PRIME Minister Stephen Harper on Sunday unveiled a new measure to support service clubs in Canada in recognition of the valuable contributions these clubs provide, and to encourage greater participation. Under the new measure, service club membership fees can be included in an individual’s claim under the annual Charitable Donations Tax Credit.
“If we can support service clubs to keep doing what they already do so well, I am confident that Canadian communities from coast to coast to coast will be better as a result,” said Harper.
There are many service clubs in Canada such as the Royal Canadian Legion, Knights of Columbus, Rotary, the Lions, Masons and Shriners, Elks of Canada, Kiwanis, KinCanada, and Optimists. Service clubs are involved in countless initiatives ranging from providing opportunities for young people, Canadians with disabilities, and vulnerable communities, to eradicating diseases and providing disaster relief overseas, to supporting community infrastructure projects. In recent years, demographic changes have put pressure on service club membership.
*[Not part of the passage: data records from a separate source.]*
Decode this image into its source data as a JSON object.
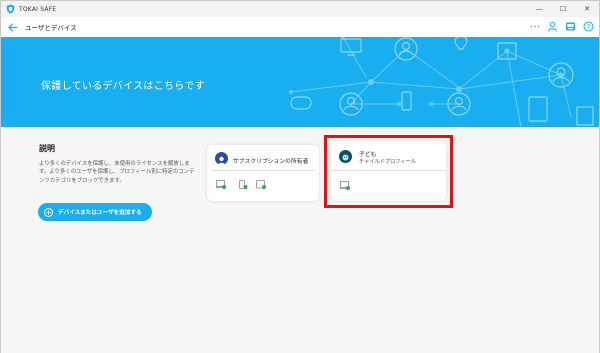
{
  "window": {
    "app_title": "TOKAI SAFE",
    "controls": [
      "—",
      "☐",
      "✕"
    ]
  },
  "nav": {
    "title": "ユーザとデバイス",
    "icons": [
      "more-icon",
      "user-icon",
      "devices-icon",
      "help-icon"
    ]
  },
  "hero": {
    "title": "保護しているデバイスはこちらです"
  },
  "description": {
    "heading": "説明",
    "body": "より多くのデバイスを保護し、未使用のライセンスを解放します。より多くのユーザを保護し、プロフィール別に特定のコンテンツカテゴリをブロックできます。",
    "add_button_label": "デバイスまたはユーザを追加する"
  },
  "cards": {
    "owner": {
      "name": "サブスクリプションの所有者",
      "device_icons": [
        "laptop-icon",
        "phone-icon",
        "tablet-icon"
      ]
    },
    "child": {
      "name": "子ども",
      "subtitle": "チャイルドプロフィール",
      "device_icons": [
        "laptop-icon"
      ]
    }
  },
  "colors": {
    "brand": "#18aef0",
    "highlight": "#e81010",
    "check": "#2bb14a"
  }
}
Approximately one million Canadians could benefit from the new measure, which has a 15% to 29% value depending on the individual’s overall charitable donations. This measure builds on other initiatives by the Harper Government to encourage charitable giving such as broadening the tax exemption on capital gains associated with certain types of donations; the First-Time Donor’s Super Credit on cash donations of up to $1,000; and allowing charities to diversify their investment portfolios and use modern technology to conduct lotteries.
“We make this commitment to service club members because we believe that local citizens – not government bureaucrats – know best how to prioritize benefits and provide solutions in their communities,” Harper said.
He noted that the Opposition parties have different plans. “It’s reasonable to assume that Justin [Trudeau] opposes a tax measure such as this one, available to all service club members, on the basis that it is ‘unfair,’” alleged Harper.
“Thomas Mulcair’s NDP believes that tax incentives to the charitable sector will reduce government revenues – money they want to keep in order to provide expensive, ineffective programs from Ottawa,” said Harper. “Mulcair’s NDP believes that the government can provide services better than the voluntary sector.”
“The choice is clear,” he pointed out. “Only our party will continue to encourage charitable giving through tax breaks in order to make it easier for Canadians to give back to their communities.”+